When was the last time you used “intellectual” and “pets” in the same sentence? Oh, sure – some think cats are fiercely independent and stealthy, and others think dogs are fiercely loyal and clever (when not napping) but “intellectual?” Not likely.
Take a walk down any U.S. Street – urban, suburban or country. You will probably encounter someone walking a dog (maybe even you?) or see a cat perched on a windowsill silently watching you stroll past its domain. Pets are everywhere! The latest statistics from the American Pet Products Association (APPA) report that 67% of U.S. households own a pet (that’s about 85 million homes).

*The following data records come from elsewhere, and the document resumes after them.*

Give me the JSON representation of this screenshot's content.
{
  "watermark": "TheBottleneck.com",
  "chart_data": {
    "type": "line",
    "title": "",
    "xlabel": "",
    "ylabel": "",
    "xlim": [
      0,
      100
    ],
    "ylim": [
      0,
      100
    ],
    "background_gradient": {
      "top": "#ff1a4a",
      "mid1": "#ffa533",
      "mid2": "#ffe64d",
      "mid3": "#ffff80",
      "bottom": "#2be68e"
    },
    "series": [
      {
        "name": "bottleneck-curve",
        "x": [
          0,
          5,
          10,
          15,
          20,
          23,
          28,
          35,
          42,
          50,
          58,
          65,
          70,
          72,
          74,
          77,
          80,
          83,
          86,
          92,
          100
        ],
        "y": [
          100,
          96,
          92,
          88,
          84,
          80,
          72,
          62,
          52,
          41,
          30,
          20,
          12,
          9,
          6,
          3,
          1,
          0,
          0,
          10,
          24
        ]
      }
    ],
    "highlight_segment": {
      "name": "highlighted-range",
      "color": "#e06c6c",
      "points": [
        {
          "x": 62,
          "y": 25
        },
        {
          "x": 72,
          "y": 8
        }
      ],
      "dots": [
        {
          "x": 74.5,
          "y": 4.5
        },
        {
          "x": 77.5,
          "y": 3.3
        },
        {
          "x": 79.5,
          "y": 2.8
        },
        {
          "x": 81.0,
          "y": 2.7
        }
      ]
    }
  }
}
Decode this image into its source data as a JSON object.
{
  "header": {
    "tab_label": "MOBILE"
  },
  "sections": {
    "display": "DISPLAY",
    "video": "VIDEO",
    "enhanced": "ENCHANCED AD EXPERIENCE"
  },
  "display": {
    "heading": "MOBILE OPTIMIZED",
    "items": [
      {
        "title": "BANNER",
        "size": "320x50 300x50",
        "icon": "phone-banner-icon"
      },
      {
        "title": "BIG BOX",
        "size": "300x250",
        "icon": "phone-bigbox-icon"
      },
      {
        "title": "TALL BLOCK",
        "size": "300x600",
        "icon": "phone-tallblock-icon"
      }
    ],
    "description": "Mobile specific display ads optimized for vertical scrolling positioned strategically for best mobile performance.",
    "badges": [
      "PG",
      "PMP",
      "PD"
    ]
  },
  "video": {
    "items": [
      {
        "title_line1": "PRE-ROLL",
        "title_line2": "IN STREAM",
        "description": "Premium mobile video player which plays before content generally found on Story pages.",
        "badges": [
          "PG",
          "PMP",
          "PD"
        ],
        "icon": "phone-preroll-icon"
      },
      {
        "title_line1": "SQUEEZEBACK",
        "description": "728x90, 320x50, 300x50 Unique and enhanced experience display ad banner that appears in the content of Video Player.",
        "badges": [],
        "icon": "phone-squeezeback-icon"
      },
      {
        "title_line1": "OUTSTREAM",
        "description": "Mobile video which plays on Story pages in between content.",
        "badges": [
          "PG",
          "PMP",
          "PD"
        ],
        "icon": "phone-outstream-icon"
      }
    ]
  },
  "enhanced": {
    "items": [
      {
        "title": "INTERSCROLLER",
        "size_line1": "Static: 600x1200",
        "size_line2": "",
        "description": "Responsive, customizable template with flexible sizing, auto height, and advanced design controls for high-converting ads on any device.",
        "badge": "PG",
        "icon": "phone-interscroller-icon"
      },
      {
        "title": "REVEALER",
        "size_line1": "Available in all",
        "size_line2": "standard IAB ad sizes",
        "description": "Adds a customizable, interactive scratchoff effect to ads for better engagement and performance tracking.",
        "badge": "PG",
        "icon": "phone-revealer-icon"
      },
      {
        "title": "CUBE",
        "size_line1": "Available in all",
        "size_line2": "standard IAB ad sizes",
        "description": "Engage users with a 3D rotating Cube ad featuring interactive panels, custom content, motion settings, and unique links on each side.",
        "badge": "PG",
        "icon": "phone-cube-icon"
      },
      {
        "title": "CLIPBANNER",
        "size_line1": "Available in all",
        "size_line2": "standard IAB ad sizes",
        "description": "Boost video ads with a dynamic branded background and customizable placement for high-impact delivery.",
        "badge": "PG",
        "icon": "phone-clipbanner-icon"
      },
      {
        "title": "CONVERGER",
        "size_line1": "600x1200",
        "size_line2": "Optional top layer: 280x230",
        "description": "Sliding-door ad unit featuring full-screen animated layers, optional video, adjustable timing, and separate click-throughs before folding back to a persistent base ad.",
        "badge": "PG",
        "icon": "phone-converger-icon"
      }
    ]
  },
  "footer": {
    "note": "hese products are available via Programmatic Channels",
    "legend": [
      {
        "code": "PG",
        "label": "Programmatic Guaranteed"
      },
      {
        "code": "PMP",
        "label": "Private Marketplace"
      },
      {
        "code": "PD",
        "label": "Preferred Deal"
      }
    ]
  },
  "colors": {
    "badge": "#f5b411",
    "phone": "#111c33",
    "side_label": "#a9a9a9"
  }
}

The APPA reports that in 2020, we spent $103.6 billion on our pets. The ultimate consumer here (the pet) spent none of this money. It was the pet owner who made all the purchasing decisions. As you might expect, the pandemic actually led to large increases in pet industry spending (for pet food, treats, supplies, veterinary care, etc.), except for some pet services such as grooming, boarding, pet-sitting and dog-walking – since most pet owners were staying home and grooming salons had to close during the shutdowns.
Like any 21st century big business, intellectual property in the pet industry is a big deal. There are market shares to gain and maintain. Protecting brands, creative content and innovations are IP tools that facilitate those goals.
Like any consumer-focused market, trademarks are critical. A good trademark distinguishes your client’s goods or services from its competitors, serves as a guarantee of consistency and quality, and helps to promote the goods and services bearing that brand. When shopping for what may be his or her favorite family member, the pet owner looks for the familiar and trusted brand of pet food, or what has been recommended by pet-owner friends or the vet.
Because the purchaser is you and not your pet, some pet products sellers try to emulate brands that humans might already know. For instance, Tootsie Roll Industries is suing to stop another from selling TOOTSIE PUPS dog treats in view of its TOOTSIE POPS candy brand, and Anheuser-Busch once sued to stop the sale of BUTTWIPER dog toys in view of its BUDWEISER beer brand. While sometimes this type of me-too branding might be legally defensible under the First Amendment as parody (such as was found to be the case for CHEWY VUITTON dog toys), is parroting a known brand worth it? Even if such a ploy might generate some social media buzz, the associated legal fees and possible rebranding costs may not make it worthwhile as a long play. With trademarks, being original is almost always best.
Pet owners love to take pet pictures. Copyright vests in the creator or, in this case, the pet owner photographer who then has the right to control reproduction and distribution of that picture. If you post that awesome pet picture you took on Facebook or Twitter, its sharing and re-tweeting are subject to the social media platform’s terms and conditions that you agreed to so you lose some control (although maybe not if someone tries to use your posted picture on a commercial level). You can only hope to capture that next “Grumpy Cat” image that could launch your pet as a licensing and meme phenomenon.
Your client can be granted a U.S. utility patent if its invention is useful and, in view of the prior art, novel and nonobvious. A U.S. design patent can be granted for an article that is original, ornamental and, in view of the prior art, novel and nonobvious. Pet products that have qualified for patent protection recently include a variety of innovations, including pet toys, removeable litter tray cartridges, dog cooling pads, self-clumping cat litter, dental dog chews, and flea and tick medication applicators. And even though our pets don’t have smartphones, patents have been awarded for apps that facilitate pet chats so you can have a conversation with your pet even though you aren’t home.
Some of the products mentioned above have been involved in patent infringement litigation, but patent battles in the pet industry aren’t limited only to pet product patents. In 2021, IBM and e-commerce retail giant Chewy, Inc. are in the early throes of patent litigation over four IBM patents that Chewy characterizes as relating to so-called “early internet” methods or abstract methods including presenting advertising, formatting web content, associating advertisements with search results and magnifying objects. No bacon flavoring or cat nip involved in this case.